Wizards is far less episodic than others in the Arcadia series, and it moves at a breakneck pace, jumping straight into the action and rarely letting up

Series Review: Wizards: Tales of Arcadia

Film Reviews

Wizards: Tales of Arcadia
Created by Guillermo del Toro

DreamWorks Animation Television
Streaming on Netflix 8.7

If you haven’t had the chance to watch Trollhunters, the rollickingly entertaining and visually sumptuous animated Netflix series from Oscar winner Guillermo del Toro, you are missing out on one of the very best reasons to even have the streaming service. If you’re looking for a binge-worthy experience, there’s literally no time like the present. And if you are interested in Wizards, the new 10-episode, limited-run series that just hit the internet this past weekend, you’re going to need to have seen Trollhunters and its spinoff, 3Below, as Wizards is the final series in the Tales of Arcadia trilogy.

Trollhunters focused on Jim Lake, Jr. (voiced by the late Anton Yelchin and then Emile Hirsch) and his adventures fighting against and alongside trolls living in Arcadia Oaks, California, and 3Below followed a brother and sister, Princess Aja (Tatiana Maslany) and Prince Krel (Diego Luna) of the planet Akiridion-5. Wizards is the story of a young wizard-in-training, Hisirdoux Casperan, aka Douxie (Colin O’Donoghue, Once Upon A Time), the apprentice of Merlin (David Bradley, best known as Filch, the decidedly non-magical groundskeeper in Harry Potter). along with the main characters from Trollhunters and Merlin’s “cat,” Archie (the great Alfred Molina), Douxie travels back in time to medieval Camelot, where King Arthur is preparing to do battle with the brutish Gumm-Gumms, a barbaric and cannibalistic tribe of evil troll lead by the warlord Gunmar (Clancy Brown). Now, the two sides prepare to face off in the to-be-famous Battle of Killahead Bridge.

While this all may sound a bit confusing to the uninitiated, if you’re a fan of the Tales of Arcadia mythology, this plot description should be mouthwatering. Wizards is far less episodic than the other two in the series, and it moves at an almost breakneck pace, jumping straight into the action and rarely letting up. But it also makes good use of the established characters and introduces a few new ones, and it’s about as much fun as I’ve had all summer. The outstanding voice cast also includes Kelsey Grammer, Ron Perlman, Lena Headey, John Rhys-Davies, Stephanie Beatriz, Brian Blessed and Mark Hammill.

Guillermo del Toro (The Shape of Water) is a visionary filmmaker, and his partnership with DreamWorks has lead to some of their most striking and creative animations. In terms of tone, the Tales of Arcadia trilogy is most comparable to the Hellboy films, albeit much more kid-friendly.
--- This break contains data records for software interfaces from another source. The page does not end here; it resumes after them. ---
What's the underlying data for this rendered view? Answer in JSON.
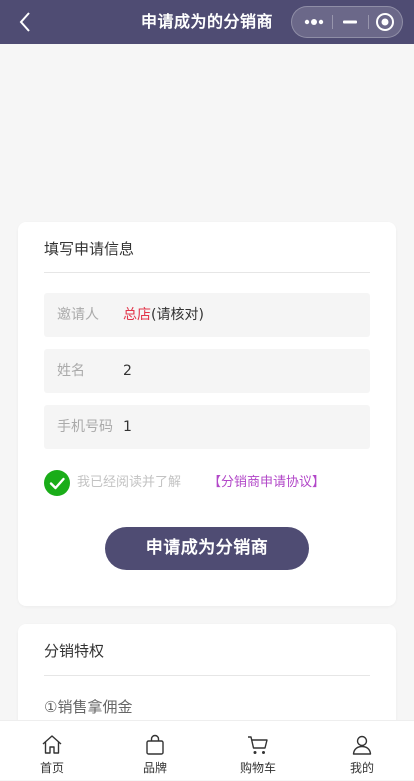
{
  "navbar": {
    "title": "申请成为的分销商",
    "back_icon": "back-arrow-icon",
    "capsule_icons": [
      "more-dots-icon",
      "minimize-icon",
      "close-target-icon"
    ]
  },
  "form": {
    "title": "填写申请信息",
    "fields": [
      {
        "label": "邀请人",
        "value_highlight": "总店",
        "value": "(请核对)"
      },
      {
        "label": "姓名",
        "value": "2"
      },
      {
        "label": "手机号码",
        "value": "1"
      }
    ],
    "agreement": {
      "checked": true,
      "text": "我已经阅读并了解",
      "link": "【分销商申请协议】"
    },
    "submit_label": "申请成为分销商"
  },
  "privileges": {
    "title": "分销特权",
    "items": [
      "①销售拿佣金"
    ]
  },
  "tabbar": {
    "items": [
      {
        "label": "首页",
        "icon": "home-icon"
      },
      {
        "label": "品牌",
        "icon": "bag-icon"
      },
      {
        "label": "购物车",
        "icon": "cart-icon"
      },
      {
        "label": "我的",
        "icon": "user-icon"
      }
    ]
  },
  "colors": {
    "primary": "#4f4c73",
    "highlight": "#e2364b",
    "link": "#b247c8",
    "check": "#1aad19"
  }
}
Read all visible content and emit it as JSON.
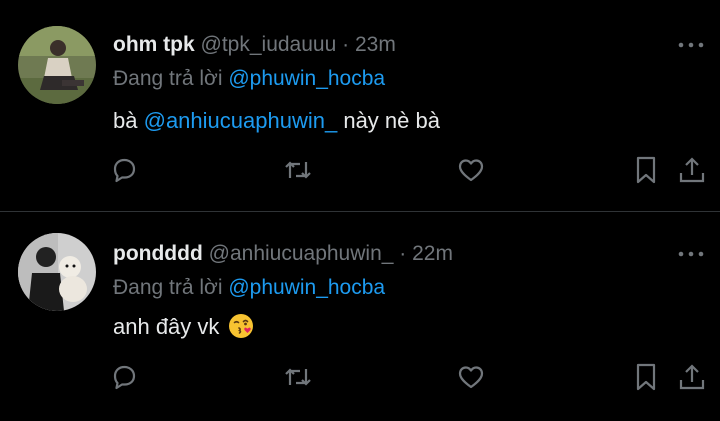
{
  "colors": {
    "background": "#000000",
    "text": "#e7e9ea",
    "muted": "#71767b",
    "link": "#1d9bf0",
    "divider": "#2f3336"
  },
  "tweets": [
    {
      "display_name": "ohm tpk",
      "handle": "@tpk_iudauuu",
      "separator": "·",
      "time": "23m",
      "replying_prefix": "Đang trả lời",
      "replying_to": "@phuwin_hocba",
      "text_before": "bà",
      "mention": "@anhiucuaphuwin_",
      "text_after": "này nè bà",
      "avatar_icon": "avatar-photo-person-sitting"
    },
    {
      "display_name": "pondddd",
      "handle": "@anhiucuaphuwin_",
      "separator": "·",
      "time": "22m",
      "replying_prefix": "Đang trả lời",
      "replying_to": "@phuwin_hocba",
      "text": "anh đây vk",
      "emoji": "face-blowing-a-kiss",
      "avatar_icon": "avatar-photo-person-with-dog"
    }
  ],
  "icons": {
    "more": "more-dots-icon",
    "reply": "reply-icon",
    "retweet": "retweet-icon",
    "like": "like-icon",
    "bookmark": "bookmark-icon",
    "share": "share-icon"
  }
}
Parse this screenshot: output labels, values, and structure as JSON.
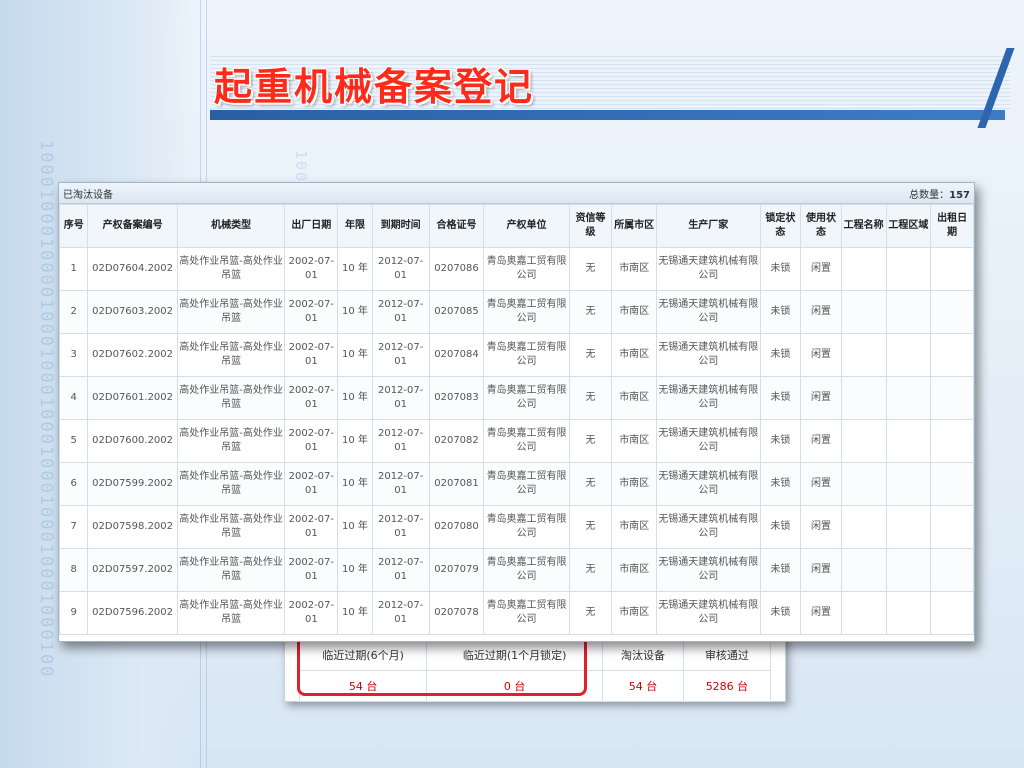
{
  "page_title": "起重机械备案登记",
  "panel": {
    "caption": "已淘汰设备",
    "total_label": "总数量：",
    "total_value": "157"
  },
  "table": {
    "headers": [
      "序号",
      "产权备案编号",
      "机械类型",
      "出厂日期",
      "年限",
      "到期时间",
      "合格证号",
      "产权单位",
      "资信等级",
      "所属市区",
      "生产厂家",
      "锁定状态",
      "使用状态",
      "工程名称",
      "工程区域",
      "出租日期"
    ],
    "rows": [
      [
        "1",
        "02D07604.2002",
        "高处作业吊篮-高处作业吊篮",
        "2002-07-01",
        "10 年",
        "2012-07-01",
        "0207086",
        "青岛奥嘉工贸有限公司",
        "无",
        "市南区",
        "无锡通天建筑机械有限公司",
        "未锁",
        "闲置",
        "",
        "",
        ""
      ],
      [
        "2",
        "02D07603.2002",
        "高处作业吊篮-高处作业吊篮",
        "2002-07-01",
        "10 年",
        "2012-07-01",
        "0207085",
        "青岛奥嘉工贸有限公司",
        "无",
        "市南区",
        "无锡通天建筑机械有限公司",
        "未锁",
        "闲置",
        "",
        "",
        ""
      ],
      [
        "3",
        "02D07602.2002",
        "高处作业吊篮-高处作业吊篮",
        "2002-07-01",
        "10 年",
        "2012-07-01",
        "0207084",
        "青岛奥嘉工贸有限公司",
        "无",
        "市南区",
        "无锡通天建筑机械有限公司",
        "未锁",
        "闲置",
        "",
        "",
        ""
      ],
      [
        "4",
        "02D07601.2002",
        "高处作业吊篮-高处作业吊篮",
        "2002-07-01",
        "10 年",
        "2012-07-01",
        "0207083",
        "青岛奥嘉工贸有限公司",
        "无",
        "市南区",
        "无锡通天建筑机械有限公司",
        "未锁",
        "闲置",
        "",
        "",
        ""
      ],
      [
        "5",
        "02D07600.2002",
        "高处作业吊篮-高处作业吊篮",
        "2002-07-01",
        "10 年",
        "2012-07-01",
        "0207082",
        "青岛奥嘉工贸有限公司",
        "无",
        "市南区",
        "无锡通天建筑机械有限公司",
        "未锁",
        "闲置",
        "",
        "",
        ""
      ],
      [
        "6",
        "02D07599.2002",
        "高处作业吊篮-高处作业吊篮",
        "2002-07-01",
        "10 年",
        "2012-07-01",
        "0207081",
        "青岛奥嘉工贸有限公司",
        "无",
        "市南区",
        "无锡通天建筑机械有限公司",
        "未锁",
        "闲置",
        "",
        "",
        ""
      ],
      [
        "7",
        "02D07598.2002",
        "高处作业吊篮-高处作业吊篮",
        "2002-07-01",
        "10 年",
        "2012-07-01",
        "0207080",
        "青岛奥嘉工贸有限公司",
        "无",
        "市南区",
        "无锡通天建筑机械有限公司",
        "未锁",
        "闲置",
        "",
        "",
        ""
      ],
      [
        "8",
        "02D07597.2002",
        "高处作业吊篮-高处作业吊篮",
        "2002-07-01",
        "10 年",
        "2012-07-01",
        "0207079",
        "青岛奥嘉工贸有限公司",
        "无",
        "市南区",
        "无锡通天建筑机械有限公司",
        "未锁",
        "闲置",
        "",
        "",
        ""
      ],
      [
        "9",
        "02D07596.2002",
        "高处作业吊篮-高处作业吊篮",
        "2002-07-01",
        "10 年",
        "2012-07-01",
        "0207078",
        "青岛奥嘉工贸有限公司",
        "无",
        "市南区",
        "无锡通天建筑机械有限公司",
        "未锁",
        "闲置",
        "",
        "",
        ""
      ]
    ]
  },
  "summary": {
    "labels": [
      "临近过期(6个月)",
      "临近过期(1个月锁定)",
      "淘汰设备",
      "审核通过"
    ],
    "values": [
      "54 台",
      "0 台",
      "54 台",
      "5286 台"
    ]
  },
  "background": {
    "binary_left": "10001000100001000100010001000100010001000100",
    "binary_right": "10001"
  },
  "colors": {
    "title_red": "#ff2a1a",
    "banner_blue": "#2a5fa5",
    "summary_value_red": "#d00000",
    "highlight_red": "#e0202a"
  }
}
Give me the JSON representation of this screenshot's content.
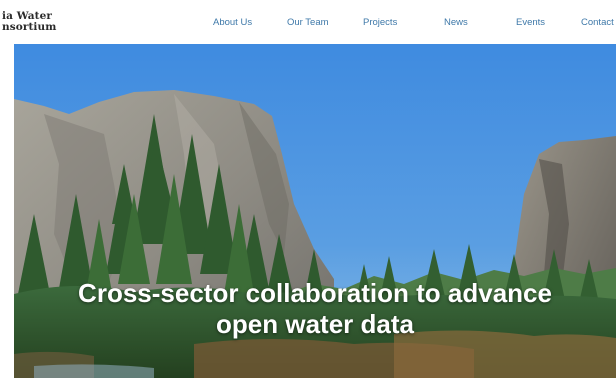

While this latest installment isn’t necessarily the best of the bunch, Wizards is a worthy addition to a unique television franchise. And while it features a lot less character development than the other two series, it never drags or feels like it’s struggling to decide where it’s going, which was an occasional problem with 3Below. Here, I sat down to watch one episode and found it nearly impossible to stop, and felt a bit sad to see it end. But not too sad, as DreamWorks, Del Toro and Netflix have announced the feature film Trollhunters: Rise of the Titans for 2021 release, and it promises to be yet another grand adventure from a master storyteller. If you haven’t been to Arcadia Oaks, I strongly urge you to check it out—it’s a magical place to be. –Patrick Gibbs